"Launching the CERN Open Data Portal is an important step for our Organization. Data from the LHC programme are among the most precious assets of the LHC experiments, that today we start sharing openly with the world. We hope these open data will support and inspire the global research community, including students and citizen scientists," says CERN Director-General Rolf Heuer.
All CERN publications, and future publications, will be made public for everyone to read and reuse freely. The last time CERN published high-quality, aanalyzabledata was from the CMS experiment, originally collected in 2010 during the LHCs first run.
"This is all new and we are curious to see how the data will be re-used," says CMS data preservation coordinator Kati Lassila-Perini. "We've prepared tools and examples of different levels of complexity from simplified analysis to ready-to-use online applications. We hope these examples will stimulate the creativity of external users."
CERN's Open Data Portal does not only give free access to LHC data, but also data sets from ALICE, ATLAS, CMS and LHCb collaborations, which have all been specially prepared in order to be used as an education tool used in, as an example, any high school particle physics course.
"Our own data policy foresees data preservation and its sharing. We have seen that students are fascinated by being able to analyse LHC data in the past and so, we are very happy to take the first steps and make available some selected data for education" says Silvia Amerio, data preservation coordinator of the LHCb experiment.
"The development of this Open Data Portal represents a first milestone in our mission to serve our users in preserving and sharing their research materials. It will ensure that the data and tools can be accessed and used, now and in the future," says Tim Smith of the CERN IT Department.
All the data can be found here and are shared under a Creative Commons, CC0, public domain dedication.
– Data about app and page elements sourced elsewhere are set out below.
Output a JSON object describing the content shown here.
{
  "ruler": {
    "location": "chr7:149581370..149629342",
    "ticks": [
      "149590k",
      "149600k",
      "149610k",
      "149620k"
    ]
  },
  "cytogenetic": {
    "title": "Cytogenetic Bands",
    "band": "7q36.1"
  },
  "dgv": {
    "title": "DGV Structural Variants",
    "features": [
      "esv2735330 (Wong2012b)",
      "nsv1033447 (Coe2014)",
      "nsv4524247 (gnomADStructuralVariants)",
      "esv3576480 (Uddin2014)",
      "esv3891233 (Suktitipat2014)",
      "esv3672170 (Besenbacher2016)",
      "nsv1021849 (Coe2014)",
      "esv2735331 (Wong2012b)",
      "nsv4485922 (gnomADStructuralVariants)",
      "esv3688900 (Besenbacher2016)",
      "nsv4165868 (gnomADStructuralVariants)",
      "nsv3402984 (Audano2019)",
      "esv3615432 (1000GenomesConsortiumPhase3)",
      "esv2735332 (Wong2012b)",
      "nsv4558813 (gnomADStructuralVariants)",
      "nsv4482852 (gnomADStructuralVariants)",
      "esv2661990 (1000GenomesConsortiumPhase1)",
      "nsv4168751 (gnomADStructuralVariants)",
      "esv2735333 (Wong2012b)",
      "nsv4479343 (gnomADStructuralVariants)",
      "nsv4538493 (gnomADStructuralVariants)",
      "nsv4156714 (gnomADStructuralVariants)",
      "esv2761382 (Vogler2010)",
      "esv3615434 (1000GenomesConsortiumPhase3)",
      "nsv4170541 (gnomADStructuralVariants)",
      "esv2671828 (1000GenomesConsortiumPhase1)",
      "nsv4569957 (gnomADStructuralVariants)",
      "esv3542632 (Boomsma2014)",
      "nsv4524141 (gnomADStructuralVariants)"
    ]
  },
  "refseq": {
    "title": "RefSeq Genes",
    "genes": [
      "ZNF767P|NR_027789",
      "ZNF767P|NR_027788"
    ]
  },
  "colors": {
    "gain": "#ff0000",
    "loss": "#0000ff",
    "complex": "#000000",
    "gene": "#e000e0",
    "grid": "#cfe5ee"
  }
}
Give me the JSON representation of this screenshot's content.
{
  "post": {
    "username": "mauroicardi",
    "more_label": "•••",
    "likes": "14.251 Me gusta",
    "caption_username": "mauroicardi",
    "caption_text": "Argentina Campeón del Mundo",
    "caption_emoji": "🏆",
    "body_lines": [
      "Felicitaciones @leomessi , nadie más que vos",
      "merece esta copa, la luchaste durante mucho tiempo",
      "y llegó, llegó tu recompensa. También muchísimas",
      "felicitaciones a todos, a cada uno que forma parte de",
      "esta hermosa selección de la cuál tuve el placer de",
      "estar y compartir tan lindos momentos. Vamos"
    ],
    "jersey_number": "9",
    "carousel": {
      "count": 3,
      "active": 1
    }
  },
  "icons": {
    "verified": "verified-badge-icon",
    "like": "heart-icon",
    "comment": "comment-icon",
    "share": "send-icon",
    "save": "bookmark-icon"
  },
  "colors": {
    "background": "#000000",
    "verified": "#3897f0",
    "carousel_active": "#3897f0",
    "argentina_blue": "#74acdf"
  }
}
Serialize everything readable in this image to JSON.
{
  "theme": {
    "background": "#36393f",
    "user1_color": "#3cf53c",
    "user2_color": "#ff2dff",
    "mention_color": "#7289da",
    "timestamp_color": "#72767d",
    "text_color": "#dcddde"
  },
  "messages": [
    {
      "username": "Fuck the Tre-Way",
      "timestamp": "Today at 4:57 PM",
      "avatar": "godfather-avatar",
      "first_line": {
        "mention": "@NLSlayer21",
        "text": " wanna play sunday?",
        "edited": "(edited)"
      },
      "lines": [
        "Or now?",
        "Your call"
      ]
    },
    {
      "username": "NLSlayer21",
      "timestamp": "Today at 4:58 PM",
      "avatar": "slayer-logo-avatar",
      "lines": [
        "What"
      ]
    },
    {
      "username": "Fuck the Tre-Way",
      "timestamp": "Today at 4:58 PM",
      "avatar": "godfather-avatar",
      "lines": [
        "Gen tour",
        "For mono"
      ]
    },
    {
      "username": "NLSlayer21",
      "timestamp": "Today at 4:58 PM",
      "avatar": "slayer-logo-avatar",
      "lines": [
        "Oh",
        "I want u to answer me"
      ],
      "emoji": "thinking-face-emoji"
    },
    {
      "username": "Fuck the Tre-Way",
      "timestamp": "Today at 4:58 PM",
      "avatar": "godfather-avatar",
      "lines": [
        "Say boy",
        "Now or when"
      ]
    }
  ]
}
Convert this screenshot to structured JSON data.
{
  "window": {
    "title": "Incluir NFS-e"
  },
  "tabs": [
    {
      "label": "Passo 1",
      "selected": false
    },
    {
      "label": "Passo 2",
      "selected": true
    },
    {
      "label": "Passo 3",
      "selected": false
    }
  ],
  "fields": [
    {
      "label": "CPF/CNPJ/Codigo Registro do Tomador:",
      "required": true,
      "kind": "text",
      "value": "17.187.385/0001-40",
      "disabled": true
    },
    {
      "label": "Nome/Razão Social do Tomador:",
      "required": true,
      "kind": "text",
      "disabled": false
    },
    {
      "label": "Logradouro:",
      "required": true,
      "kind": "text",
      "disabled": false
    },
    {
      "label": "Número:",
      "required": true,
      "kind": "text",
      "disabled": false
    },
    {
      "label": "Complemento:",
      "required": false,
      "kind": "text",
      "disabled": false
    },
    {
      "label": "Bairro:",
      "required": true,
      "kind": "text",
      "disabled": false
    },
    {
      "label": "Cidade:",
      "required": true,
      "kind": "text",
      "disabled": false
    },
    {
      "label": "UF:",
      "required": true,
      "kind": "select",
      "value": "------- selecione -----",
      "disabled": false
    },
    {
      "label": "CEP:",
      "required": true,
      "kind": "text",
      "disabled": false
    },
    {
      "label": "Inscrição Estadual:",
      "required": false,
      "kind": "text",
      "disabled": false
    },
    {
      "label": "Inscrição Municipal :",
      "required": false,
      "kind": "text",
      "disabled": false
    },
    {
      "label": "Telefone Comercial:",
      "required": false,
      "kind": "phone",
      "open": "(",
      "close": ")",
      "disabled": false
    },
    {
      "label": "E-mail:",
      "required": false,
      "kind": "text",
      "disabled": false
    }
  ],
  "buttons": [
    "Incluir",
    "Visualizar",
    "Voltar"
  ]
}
The CERN Open Data Portal is built on the open-source Invenio Digital Library software, which powers other CERN Open Science tools and initiatives.